#### [Your task]
Every line with the string "nStudio" should be copied from the data.

Data about app and page elements
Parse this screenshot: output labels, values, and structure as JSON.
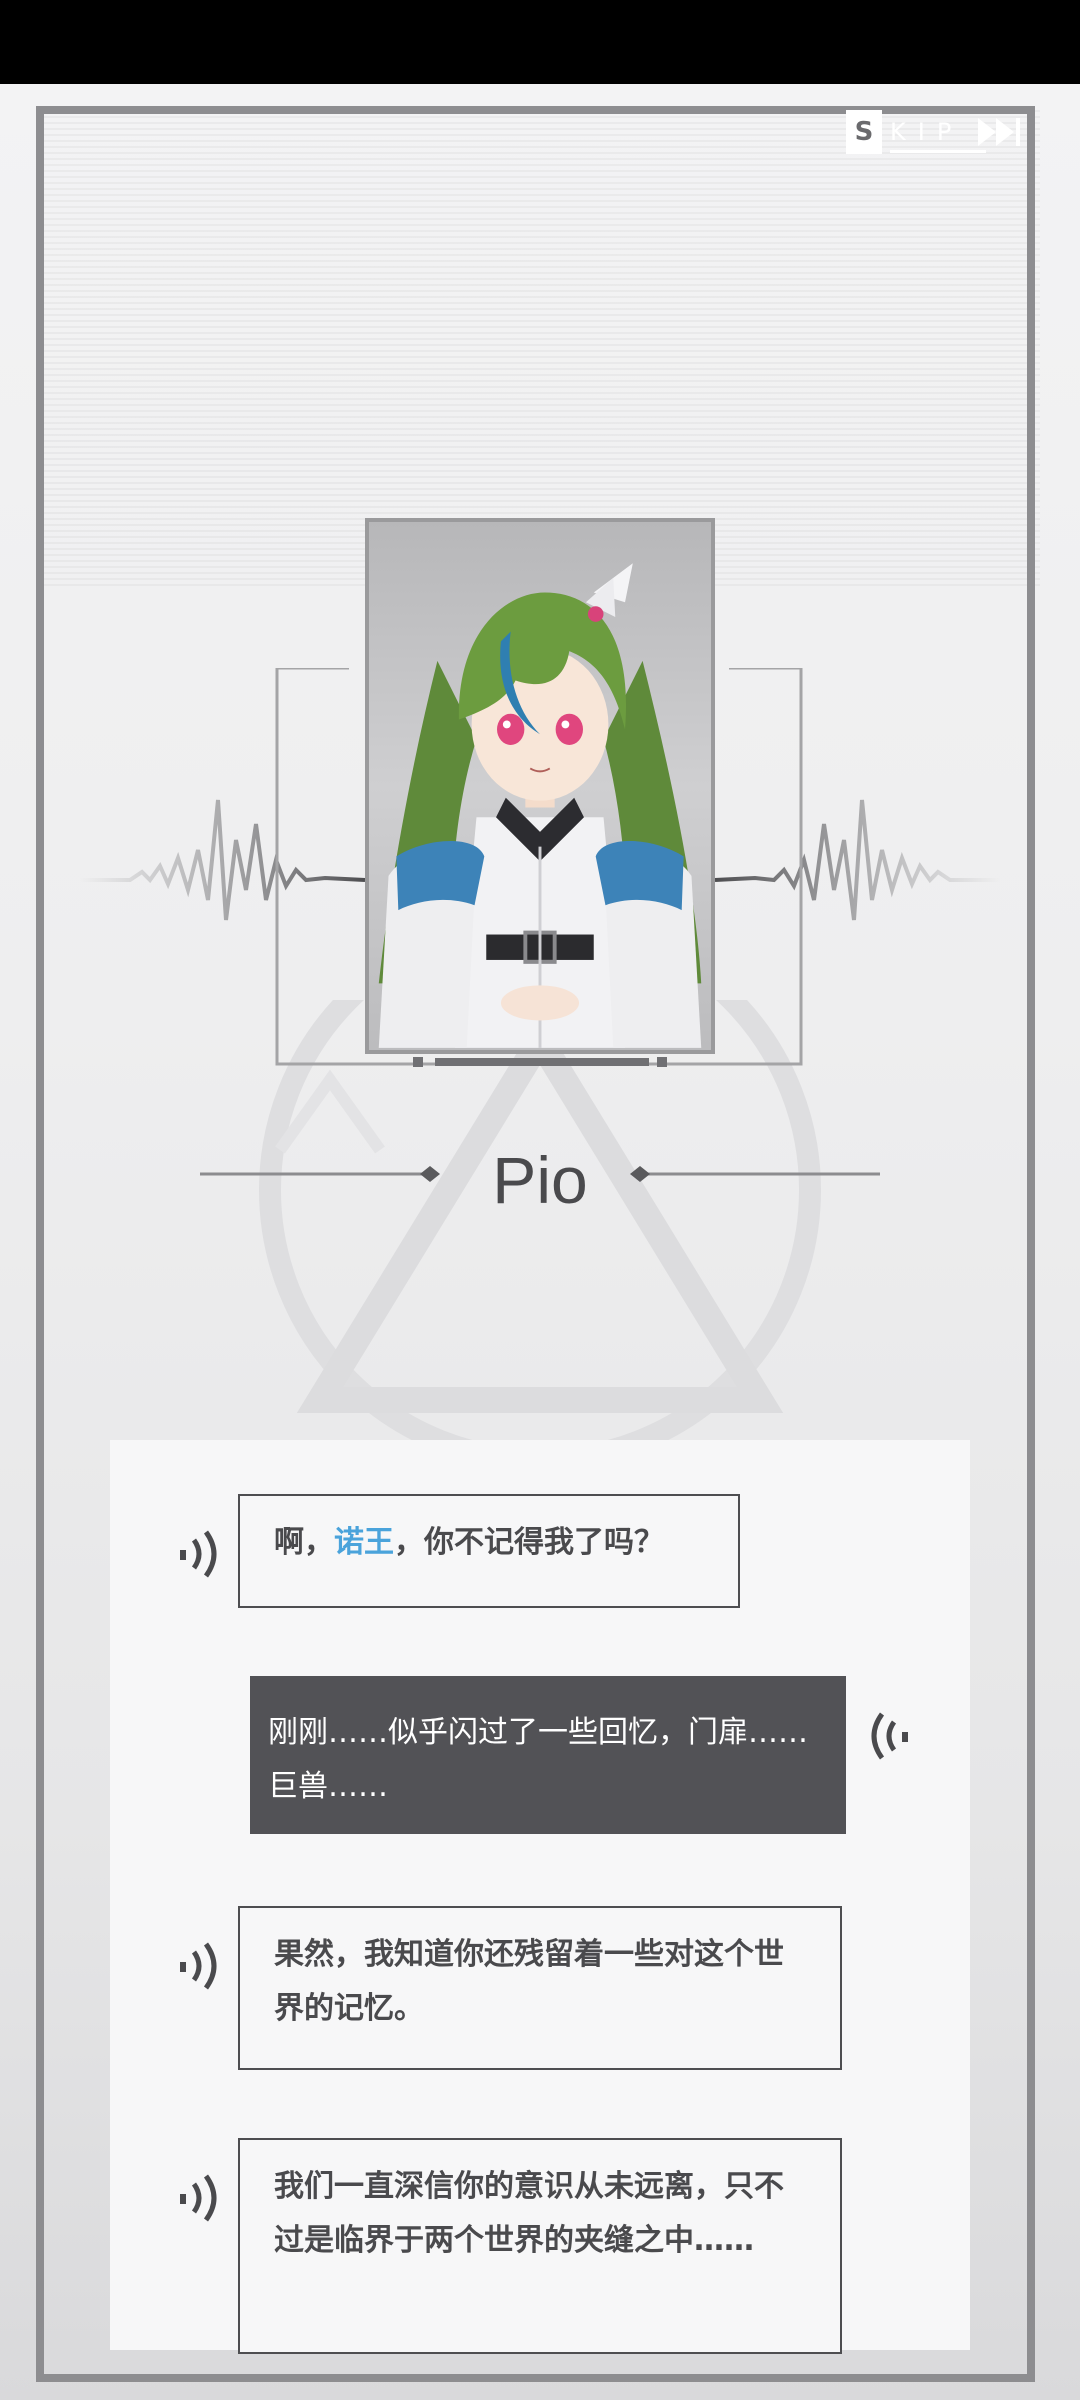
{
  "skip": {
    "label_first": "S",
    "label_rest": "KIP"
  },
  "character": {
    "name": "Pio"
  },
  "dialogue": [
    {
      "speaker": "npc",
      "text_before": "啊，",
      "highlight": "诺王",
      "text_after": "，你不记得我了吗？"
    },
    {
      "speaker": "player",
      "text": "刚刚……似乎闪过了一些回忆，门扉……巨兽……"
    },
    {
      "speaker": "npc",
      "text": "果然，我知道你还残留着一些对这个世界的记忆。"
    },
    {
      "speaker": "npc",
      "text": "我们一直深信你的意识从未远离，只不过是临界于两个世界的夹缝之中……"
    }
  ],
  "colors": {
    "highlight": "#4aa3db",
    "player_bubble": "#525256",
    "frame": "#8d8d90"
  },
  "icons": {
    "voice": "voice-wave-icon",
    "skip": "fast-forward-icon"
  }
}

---

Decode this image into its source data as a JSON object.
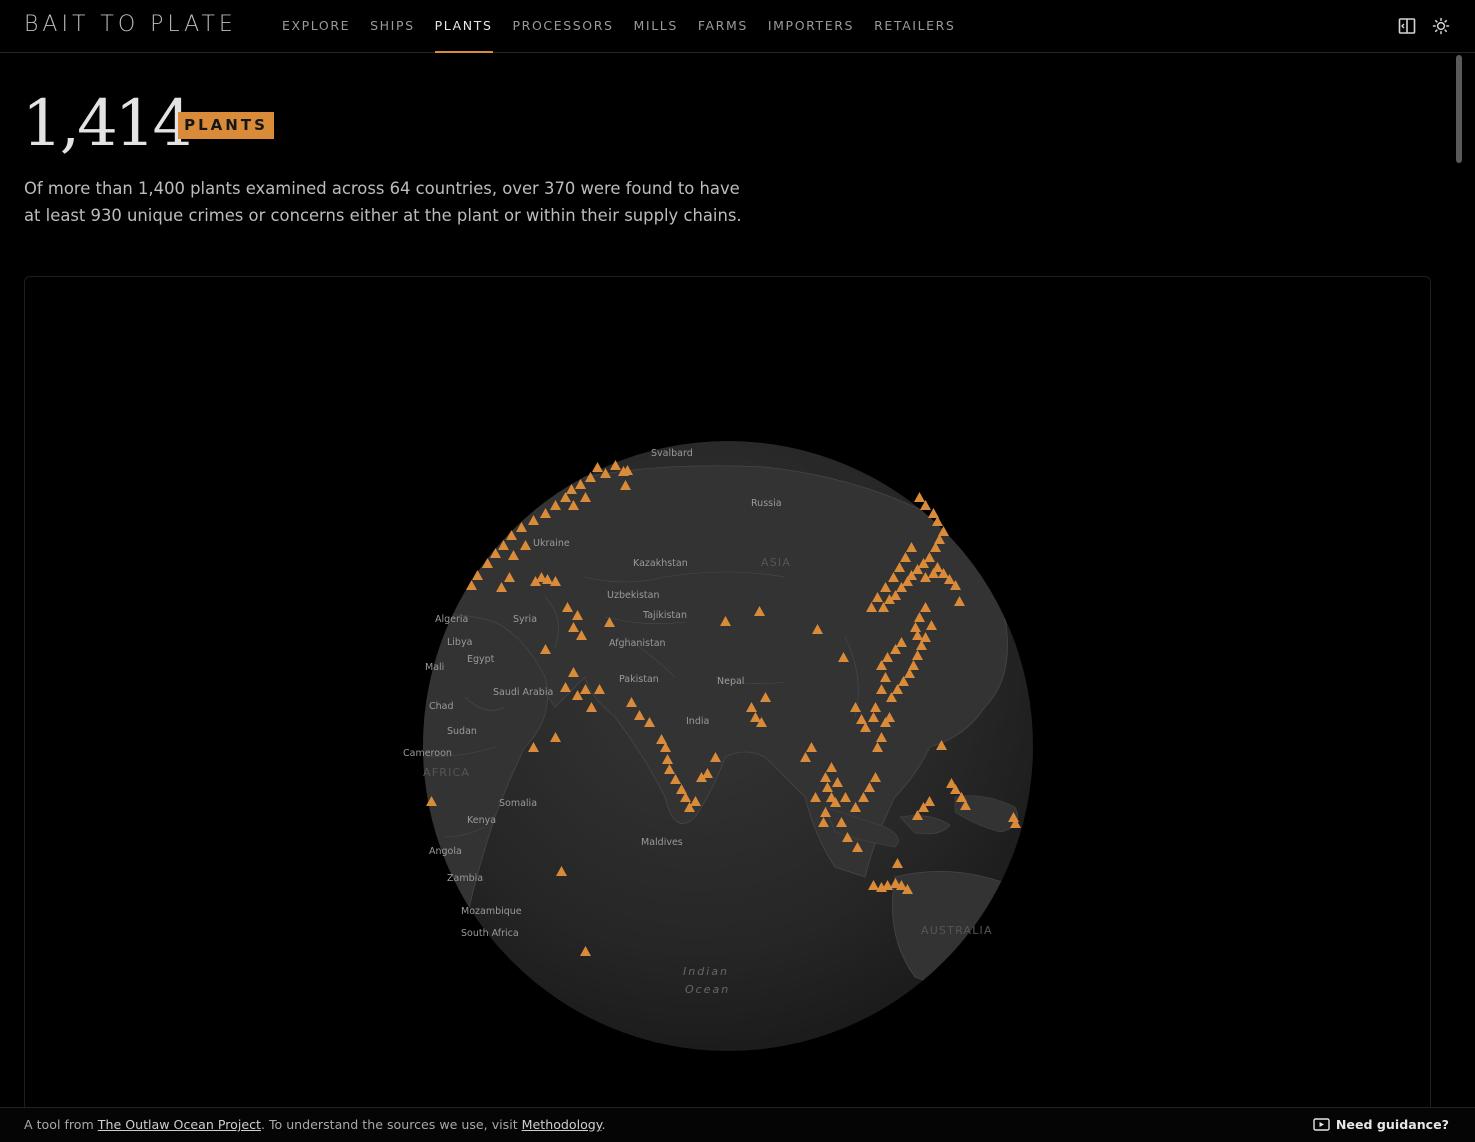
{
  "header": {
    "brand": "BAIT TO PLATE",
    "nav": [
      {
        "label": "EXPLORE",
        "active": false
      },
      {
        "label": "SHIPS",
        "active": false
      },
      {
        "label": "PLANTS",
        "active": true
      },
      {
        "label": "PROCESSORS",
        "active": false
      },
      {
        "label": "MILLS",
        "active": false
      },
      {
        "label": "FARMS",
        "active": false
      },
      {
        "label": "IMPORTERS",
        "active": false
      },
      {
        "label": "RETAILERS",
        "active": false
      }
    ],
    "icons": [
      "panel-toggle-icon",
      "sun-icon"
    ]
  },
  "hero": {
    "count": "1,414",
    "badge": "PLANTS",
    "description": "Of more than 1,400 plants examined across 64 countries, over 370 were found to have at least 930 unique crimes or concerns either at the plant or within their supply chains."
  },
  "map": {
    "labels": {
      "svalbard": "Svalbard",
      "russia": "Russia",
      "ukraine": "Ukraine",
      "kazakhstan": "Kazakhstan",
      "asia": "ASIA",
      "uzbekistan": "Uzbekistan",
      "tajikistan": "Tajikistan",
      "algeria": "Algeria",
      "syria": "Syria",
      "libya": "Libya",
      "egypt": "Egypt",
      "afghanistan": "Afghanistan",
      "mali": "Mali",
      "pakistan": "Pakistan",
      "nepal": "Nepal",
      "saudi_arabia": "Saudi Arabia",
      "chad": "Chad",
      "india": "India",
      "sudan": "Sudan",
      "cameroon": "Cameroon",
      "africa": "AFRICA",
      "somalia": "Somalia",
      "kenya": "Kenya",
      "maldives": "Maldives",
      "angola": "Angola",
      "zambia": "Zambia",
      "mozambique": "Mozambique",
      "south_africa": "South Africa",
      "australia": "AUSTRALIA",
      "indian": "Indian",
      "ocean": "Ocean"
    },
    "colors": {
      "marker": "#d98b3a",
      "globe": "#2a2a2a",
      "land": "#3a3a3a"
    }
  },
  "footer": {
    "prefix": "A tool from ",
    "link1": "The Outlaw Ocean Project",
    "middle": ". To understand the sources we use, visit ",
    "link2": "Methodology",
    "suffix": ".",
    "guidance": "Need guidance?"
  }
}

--

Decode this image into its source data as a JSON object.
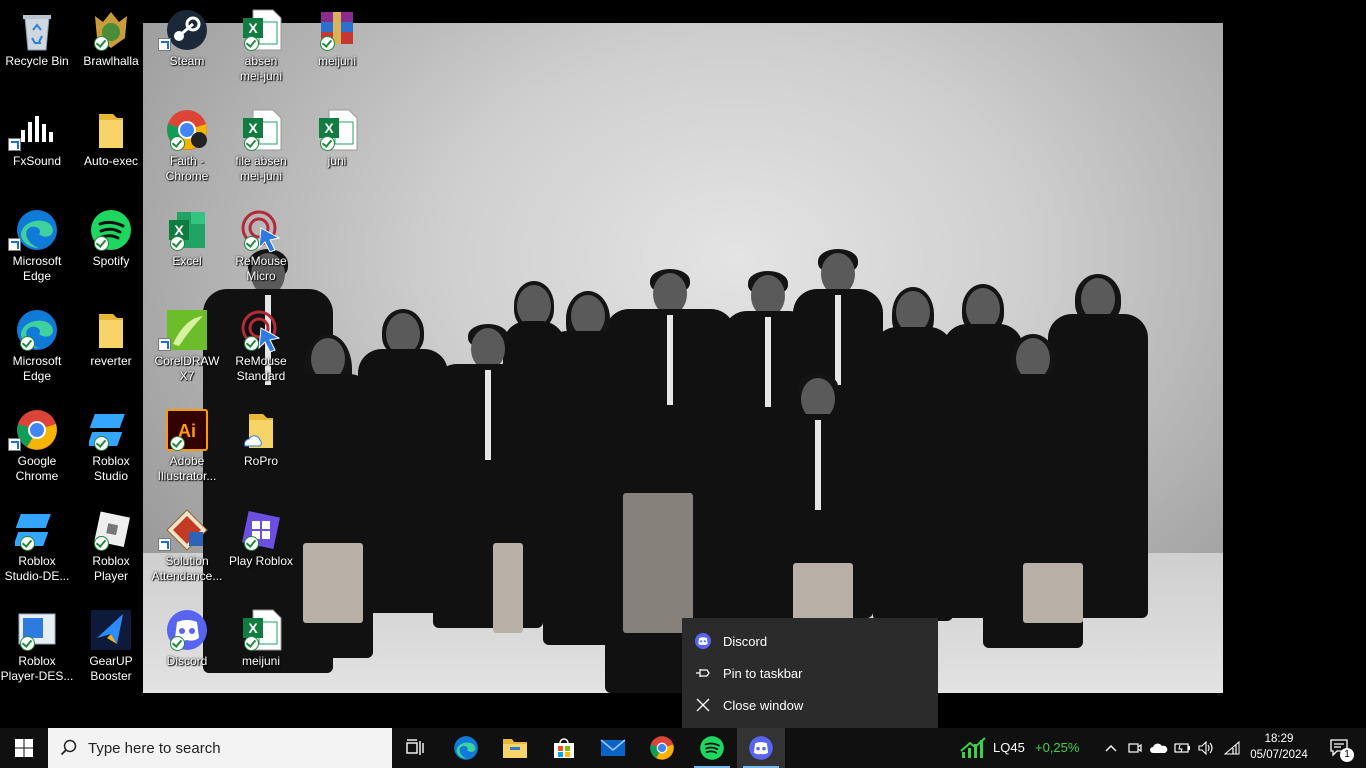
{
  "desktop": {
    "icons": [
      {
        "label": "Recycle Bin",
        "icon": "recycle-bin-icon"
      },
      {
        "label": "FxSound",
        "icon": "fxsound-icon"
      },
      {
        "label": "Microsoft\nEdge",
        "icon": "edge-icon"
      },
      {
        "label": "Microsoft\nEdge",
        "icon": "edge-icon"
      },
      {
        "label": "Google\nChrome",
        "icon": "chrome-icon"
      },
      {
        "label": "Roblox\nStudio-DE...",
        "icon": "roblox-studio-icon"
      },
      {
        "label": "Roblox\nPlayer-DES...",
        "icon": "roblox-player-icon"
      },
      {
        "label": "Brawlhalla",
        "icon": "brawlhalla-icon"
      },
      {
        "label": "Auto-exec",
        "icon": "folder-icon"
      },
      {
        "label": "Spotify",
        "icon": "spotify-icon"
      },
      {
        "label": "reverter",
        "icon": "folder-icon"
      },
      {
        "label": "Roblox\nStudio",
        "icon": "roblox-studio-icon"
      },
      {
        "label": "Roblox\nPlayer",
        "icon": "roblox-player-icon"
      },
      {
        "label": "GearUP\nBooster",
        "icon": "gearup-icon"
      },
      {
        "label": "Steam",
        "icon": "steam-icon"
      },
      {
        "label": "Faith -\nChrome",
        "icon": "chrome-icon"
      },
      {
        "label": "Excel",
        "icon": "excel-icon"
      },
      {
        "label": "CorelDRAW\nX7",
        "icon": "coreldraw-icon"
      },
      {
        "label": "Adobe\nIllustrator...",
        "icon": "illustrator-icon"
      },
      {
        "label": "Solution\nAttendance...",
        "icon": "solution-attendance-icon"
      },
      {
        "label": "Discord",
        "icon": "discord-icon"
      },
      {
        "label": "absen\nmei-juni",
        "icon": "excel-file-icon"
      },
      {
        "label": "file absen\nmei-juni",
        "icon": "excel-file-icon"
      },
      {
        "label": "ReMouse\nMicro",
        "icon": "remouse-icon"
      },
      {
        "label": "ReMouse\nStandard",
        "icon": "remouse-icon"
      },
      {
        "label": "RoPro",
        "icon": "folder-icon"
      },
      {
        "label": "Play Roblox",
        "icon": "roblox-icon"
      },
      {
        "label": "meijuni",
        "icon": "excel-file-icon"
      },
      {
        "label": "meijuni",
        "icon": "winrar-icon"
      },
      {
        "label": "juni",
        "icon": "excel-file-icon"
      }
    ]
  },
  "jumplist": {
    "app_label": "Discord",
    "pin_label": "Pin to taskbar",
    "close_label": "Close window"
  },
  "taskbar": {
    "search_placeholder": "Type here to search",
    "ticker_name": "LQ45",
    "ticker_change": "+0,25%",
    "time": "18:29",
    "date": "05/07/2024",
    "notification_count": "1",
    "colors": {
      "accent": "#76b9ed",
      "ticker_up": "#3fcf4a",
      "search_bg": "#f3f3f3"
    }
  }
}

#### [Result for this task]
        "label": "Roblox\nStudio-DE...",
        "label": "Roblox\nStudio",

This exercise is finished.